A legally binding agreement involving two or more people or businesses (called parties) that sets forth what the parties will or will not do. Most contracts that can be carried out within one year can be either oral or written. Major exceptions include contracts involving the ownership of real estate and commercial contracts for goods worth $500 or more, which must be in writing to be enforceable. (See statute of frauds.) A contract is formed when competent parties -- usually adults of sound mind or business entities -- mutually agree to provide each other some benefit (called consideration), such as a promise to pay money in exchange for a promise to deliver specified goods or services or the actual delivery of those goods and services. A contract normally requires one party to make a reasonably detailed offer to do something -- including, typically, the price, time for performance and other essential terms and conditions -- and the other to accept without significant change. For example, if I offer to sell you ten roses for $5 to be delivered next Thursday and you say 'It's a deal,' we've made a valid contract. On the other hand, if one party fails to offer something of benefit to the other, there is no contract. For example, if Maria promises to fix Josh's car, there is no contract unless Josh promises something in return for Maria's services.

ANNUAL MEETING

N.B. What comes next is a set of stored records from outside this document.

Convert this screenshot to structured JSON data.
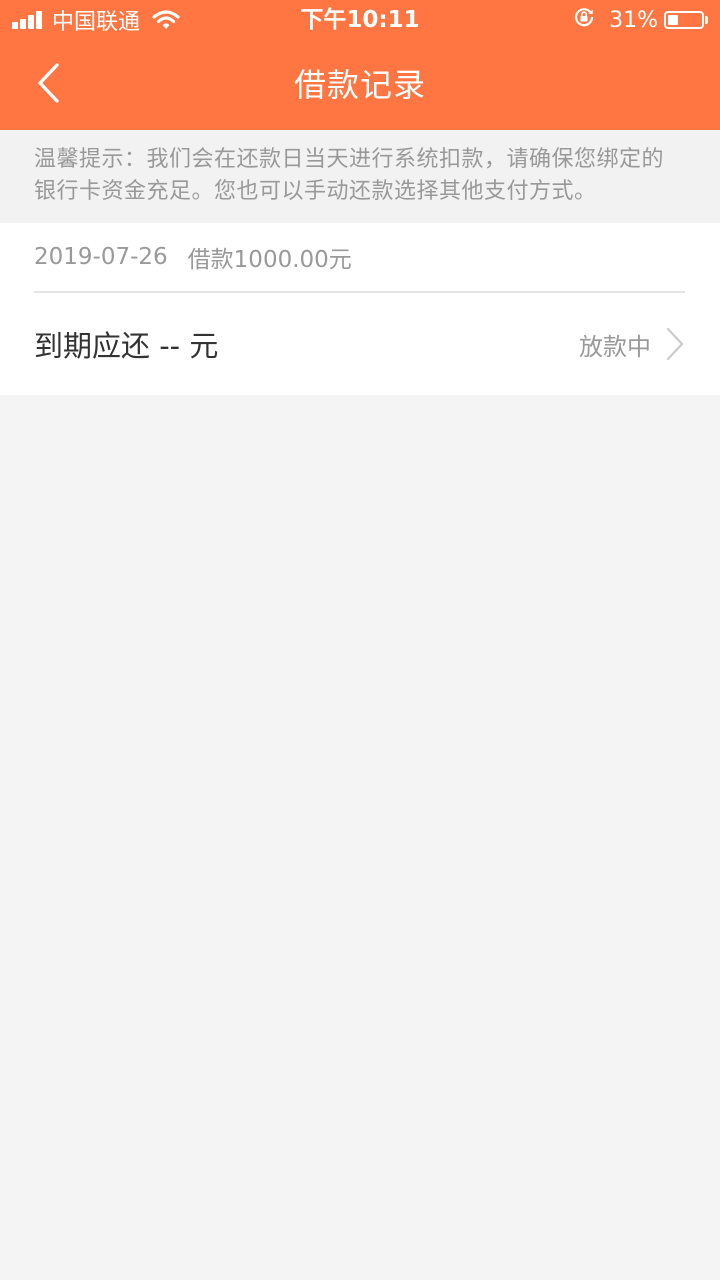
{
  "status_bar": {
    "carrier": "中国联通",
    "time": "下午10:11",
    "battery_percent": "31%",
    "battery_level": 0.31,
    "icons": [
      "signal-icon",
      "wifi-icon",
      "rotation-lock-icon",
      "battery-icon"
    ]
  },
  "header": {
    "title": "借款记录",
    "back_icon": "chevron-left-icon",
    "background": "#ff7642"
  },
  "notice": {
    "text": "温馨提示：我们会在还款日当天进行系统扣款，请确保您绑定的银行卡资金充足。您也可以手动还款选择其他支付方式。"
  },
  "records": [
    {
      "date": "2019-07-26",
      "loan": "借款1000.00元",
      "due_label": "到期应还 -- 元",
      "status": "放款中",
      "arrow_icon": "chevron-right-icon"
    }
  ]
}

A term commonly used to refer to annual meetings of shareholders or directors of a corporation. Shareholders normally meet to elect directors or to consider maj... (more...)
A term commonly used to refer to annual meetings of shareholders or directors of a corporation. Shareholders normally meet to elect directors or to consider major structural changes to the corporation, such as amending the articles of incorporation or merging or dissolving the corporation. Directors meet to consider or ratify important business decisions, such as borrowing money, buying real property or hiring key employees.

BALLOON PAYMENT

A large final payment due at the end of a loan, typically a home or car loan, to pay off the amount your monthly payments didn't cover. Many states prohibit bal... (more...)
A large final payment due at the end of a loan, typically a home or car loan, to pay off the amount your monthly payments didn't cover. Many states prohibit balloon payments in loans for goods or services that are primarily for personal, family or household use, or require the lender to let you refinance the balloon payment before forcing collection.